Scientific data on distribution and abundance of endangered species are the foundation for their effective conservation and management. In this paper, we present results of the first scientifically – based estimation of lynx population size in Croatia. The goal of the study was to determine the area of lynx distribution and to estimate the minimum size of lynx population in Croatia in the period 2018 - 2020. To determine lynx distribution, 902 signs of lynx presence were collected in the period from the beginning of May 2018 until the end of April 2020. Out of those, 92.8% of lynx observations were categorized as C1, 2.8% as C2 and 4.4% as C3. Permanent lynx presence was confirmed in Primorsko – Goranska and Ličko – Senjska county, in southern part of Karlovac county and north-eastern part of Zadar county on the total surface of 7200 km2. For the minimum population size estimation, 804 camera trap photographs led to identification of 89 – 108 adult lynxes. Among 108 identified individuals there were 29 females, 22 males, while for 7 animals the sex was not determined. During the two reproductive seasons, we photographed 44 cubs in 25 litters. Future important steps in lynx population monitoring are correcting the deficiencies identified in this study and implementation of methodology that will allow us to use spatial capture recapture models for estimation of lynx abundance in Croatia.
Key words: distribution, abundance, Lynx lynx, minimum population size, Croatia

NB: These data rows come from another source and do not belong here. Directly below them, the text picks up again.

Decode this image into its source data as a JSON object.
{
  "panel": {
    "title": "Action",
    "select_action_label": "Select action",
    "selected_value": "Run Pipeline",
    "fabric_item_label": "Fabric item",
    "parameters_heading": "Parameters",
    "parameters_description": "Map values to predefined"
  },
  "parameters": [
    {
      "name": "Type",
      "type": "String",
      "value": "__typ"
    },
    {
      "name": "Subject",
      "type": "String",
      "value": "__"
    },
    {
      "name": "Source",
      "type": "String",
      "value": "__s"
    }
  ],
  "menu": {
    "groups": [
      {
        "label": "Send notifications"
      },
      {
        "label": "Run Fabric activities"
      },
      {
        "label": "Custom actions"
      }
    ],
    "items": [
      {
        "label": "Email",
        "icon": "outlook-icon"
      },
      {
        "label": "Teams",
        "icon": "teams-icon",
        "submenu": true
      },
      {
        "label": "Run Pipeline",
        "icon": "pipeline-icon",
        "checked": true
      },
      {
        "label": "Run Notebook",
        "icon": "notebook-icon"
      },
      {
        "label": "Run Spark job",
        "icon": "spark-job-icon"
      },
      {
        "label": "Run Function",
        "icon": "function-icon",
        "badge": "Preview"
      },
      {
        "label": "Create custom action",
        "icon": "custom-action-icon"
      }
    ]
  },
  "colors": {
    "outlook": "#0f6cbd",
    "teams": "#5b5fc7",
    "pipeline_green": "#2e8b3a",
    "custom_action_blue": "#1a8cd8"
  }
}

Population monitoring implies repeated, standardized assessment of indicators that reveal ecologic processes, and is carried out within a defined area over a specified period of time (Thompson et al. 1998). The term itself is used in very different contexts - from collecting data for assessing population status to planning of interventions (e.g. highway construction or species reintroduction, hunting quotas). Population monitoring is an indispensable activity in the management of a certain population and has a key role in